**Work item:** Would you please return the data below verbatim, without its pictures?

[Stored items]

· · · · · · ·

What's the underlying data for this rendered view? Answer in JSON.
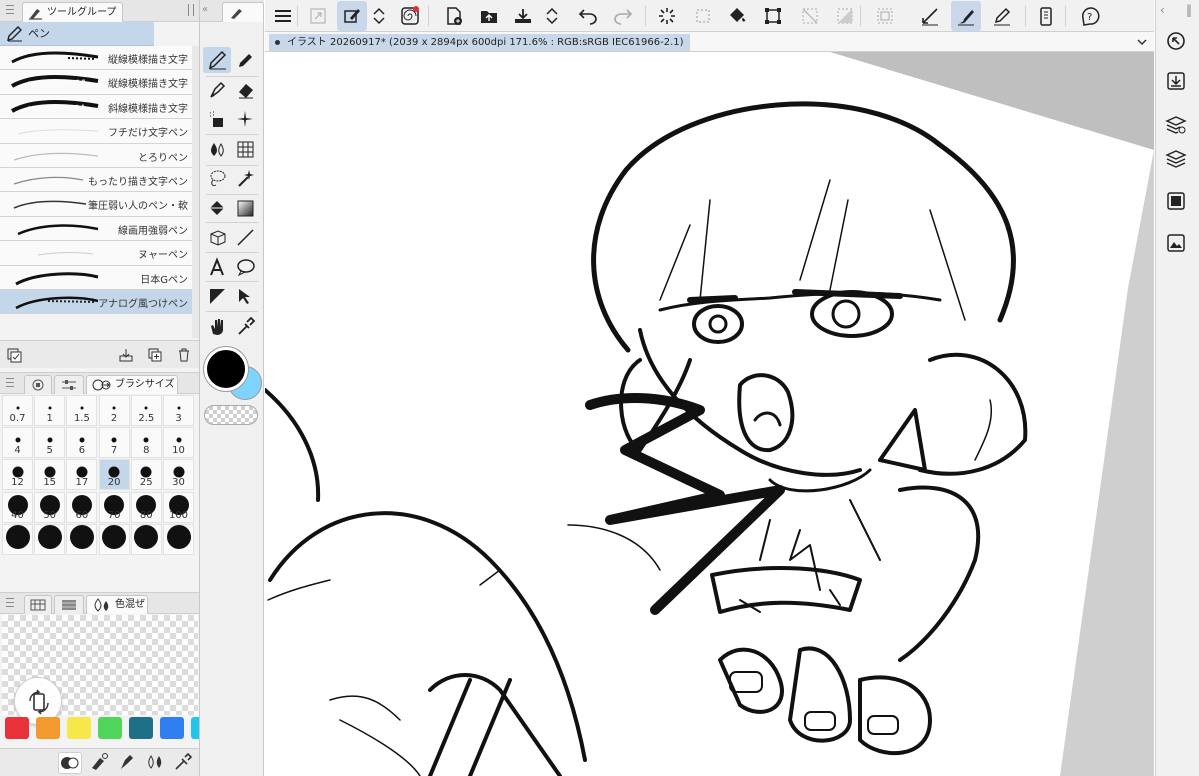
{
  "tool_group": {
    "tab_label": "ツールグループ",
    "selected_label": "ペン"
  },
  "brushes": [
    {
      "label": "縦線模様描き文字",
      "selected": false
    },
    {
      "label": "縦線模様描き文字",
      "selected": false
    },
    {
      "label": "斜線模様描き文字",
      "selected": false
    },
    {
      "label": "フチだけ文字ペン",
      "selected": false
    },
    {
      "label": "とろりペン",
      "selected": false
    },
    {
      "label": "もったり描き文字ペン",
      "selected": false
    },
    {
      "label": "筆圧弱い人のペン・軟",
      "selected": false
    },
    {
      "label": "線画用強弱ペン",
      "selected": false
    },
    {
      "label": "ヌャーペン",
      "selected": false
    },
    {
      "label": "日本Gペン",
      "selected": false
    },
    {
      "label": "アナログ風つけペン",
      "selected": true
    }
  ],
  "brush_size": {
    "tab_label": "ブラシサイズ",
    "selected": "20",
    "sizes": [
      "0.7",
      "1",
      "1.5",
      "2",
      "2.5",
      "3",
      "4",
      "5",
      "6",
      "7",
      "8",
      "10",
      "12",
      "15",
      "17",
      "20",
      "25",
      "30",
      "40",
      "50",
      "60",
      "70",
      "80",
      "100",
      "",
      "",
      "",
      "",
      "",
      ""
    ]
  },
  "color_mix": {
    "tab_label": "色混ぜ"
  },
  "swatches": [
    "#e8323a",
    "#f39a2e",
    "#f7e84a",
    "#4fd65a",
    "#1f6f86",
    "#2f7ff0",
    "#1ec6f0"
  ],
  "colors": {
    "main": "#000000",
    "sub": "#7fd4ff",
    "accent": "#c8d8ea"
  },
  "document": {
    "tab_title": "イラスト 20260917* (2039 x 2894px 600dpi 171.6% : RGB:sRGB IEC61966-2.1)"
  },
  "icons": {
    "top_bar": [
      "menu-icon",
      "fullscreen-icon",
      "selection-edit-icon",
      "up-down-icon",
      "spiral-icon",
      "new-file-icon",
      "open-folder-icon",
      "save-icon",
      "up-down-icon",
      "undo-icon",
      "redo-icon",
      "loading-icon",
      "selection-icon",
      "fill-icon",
      "crop-icon",
      "clear-selection-icon",
      "invert-icon",
      "border-icon",
      "line-icon",
      "brush-icon",
      "pen-icon",
      "device-icon",
      "help-icon"
    ],
    "right_bar": [
      "quick-access-icon",
      "import-icon",
      "layer-properties-icon",
      "layers-icon",
      "navigator-icon",
      "image-icon"
    ]
  }
}
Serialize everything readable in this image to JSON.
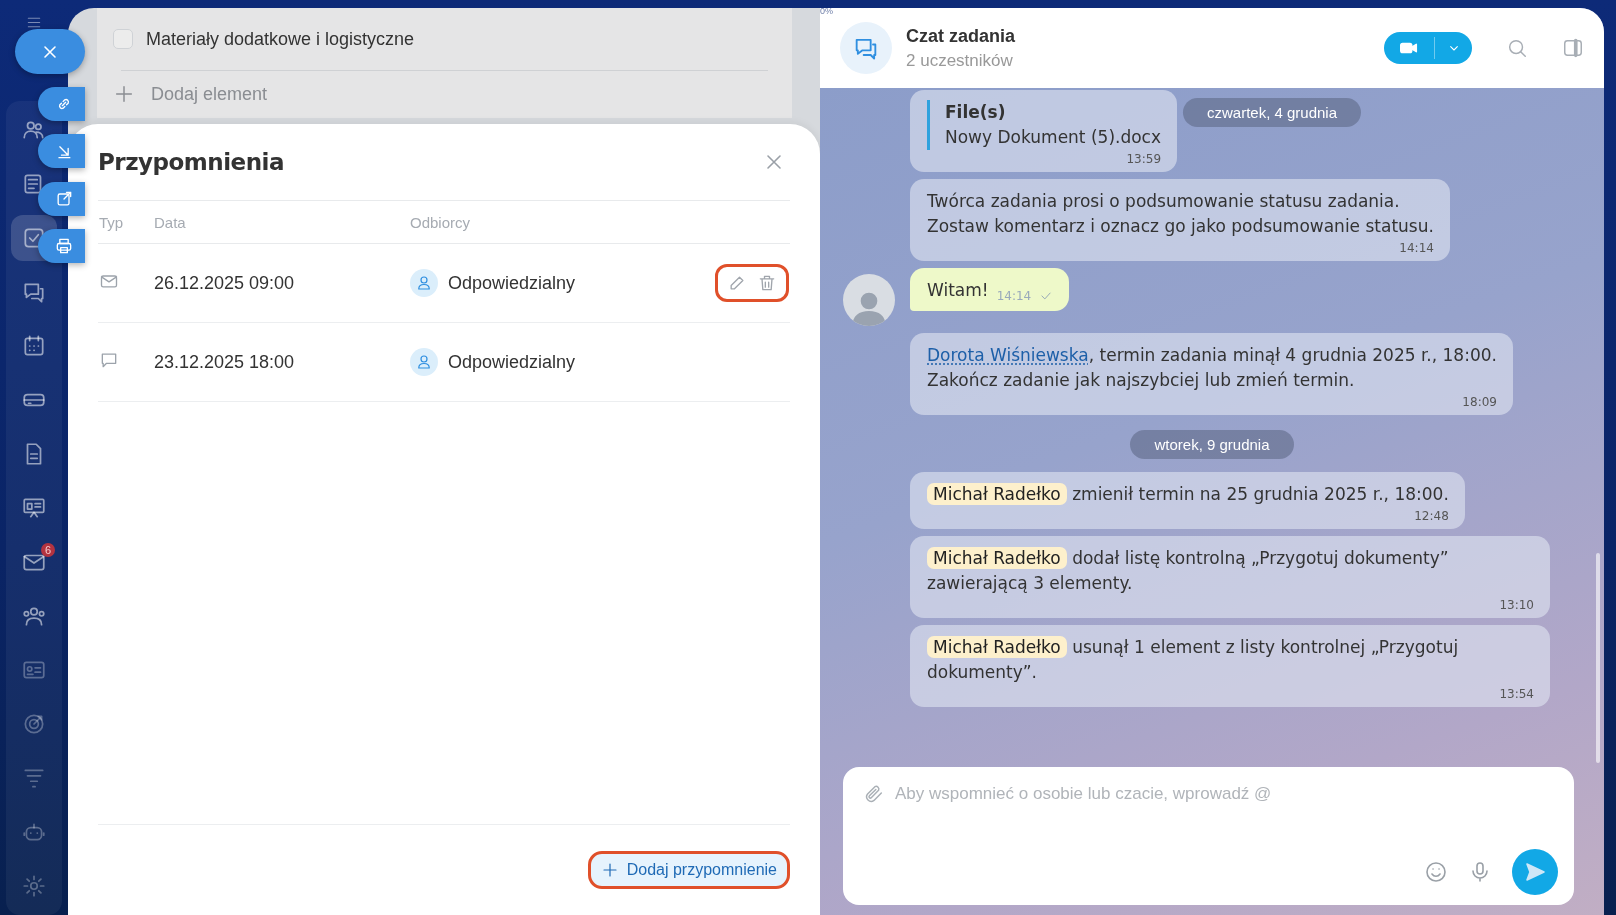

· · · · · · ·

**Result of this exercise:**
What's the underlying data for this rendered view? Answer in JSON.
{
  "tool_group": {
    "tab_label": "ツールグループ",
    "selected_label": "ペン"
  },
  "brushes": [
    {
      "label": "縦線模様描き文字",
      "selected": false
    },
    {
      "label": "縦線模様描き文字",
      "selected": false
    },
    {
      "label": "斜線模様描き文字",
      "selected": false
    },
    {
      "label": "フチだけ文字ペン",
      "selected": false
    },
    {
      "label": "とろりペン",
      "selected": false
    },
    {
      "label": "もったり描き文字ペン",
      "selected": false
    },
    {
      "label": "筆圧弱い人のペン・軟",
      "selected": false
    },
    {
      "label": "線画用強弱ペン",
      "selected": false
    },
    {
      "label": "ヌャーペン",
      "selected": false
    },
    {
      "label": "日本Gペン",
      "selected": false
    },
    {
      "label": "アナログ風つけペン",
      "selected": true
    }
  ],
  "brush_size": {
    "tab_label": "ブラシサイズ",
    "selected": "20",
    "sizes": [
      "0.7",
      "1",
      "1.5",
      "2",
      "2.5",
      "3",
      "4",
      "5",
      "6",
      "7",
      "8",
      "10",
      "12",
      "15",
      "17",
      "20",
      "25",
      "30",
      "40",
      "50",
      "60",
      "70",
      "80",
      "100",
      "",
      "",
      "",
      "",
      "",
      ""
    ]
  },
  "color_mix": {
    "tab_label": "色混ぜ"
  },
  "swatches": [
    "#e8323a",
    "#f39a2e",
    "#f7e84a",
    "#4fd65a",
    "#1f6f86",
    "#2f7ff0",
    "#1ec6f0"
  ],
  "colors": {
    "main": "#000000",
    "sub": "#7fd4ff",
    "accent": "#c8d8ea"
  },
  "document": {
    "tab_title": "イラスト 20260917* (2039 x 2894px 600dpi 171.6% : RGB:sRGB IEC61966-2.1)"
  },
  "icons": {
    "top_bar": [
      "menu-icon",
      "fullscreen-icon",
      "selection-edit-icon",
      "up-down-icon",
      "spiral-icon",
      "new-file-icon",
      "open-folder-icon",
      "save-icon",
      "up-down-icon",
      "undo-icon",
      "redo-icon",
      "loading-icon",
      "selection-icon",
      "fill-icon",
      "crop-icon",
      "clear-selection-icon",
      "invert-icon",
      "border-icon",
      "line-icon",
      "brush-icon",
      "pen-icon",
      "device-icon",
      "help-icon"
    ],
    "right_bar": [
      "quick-access-icon",
      "import-icon",
      "layer-properties-icon",
      "layers-icon",
      "navigator-icon",
      "image-icon"
    ]
  }
}
Serialize everything readable in this image to JSON.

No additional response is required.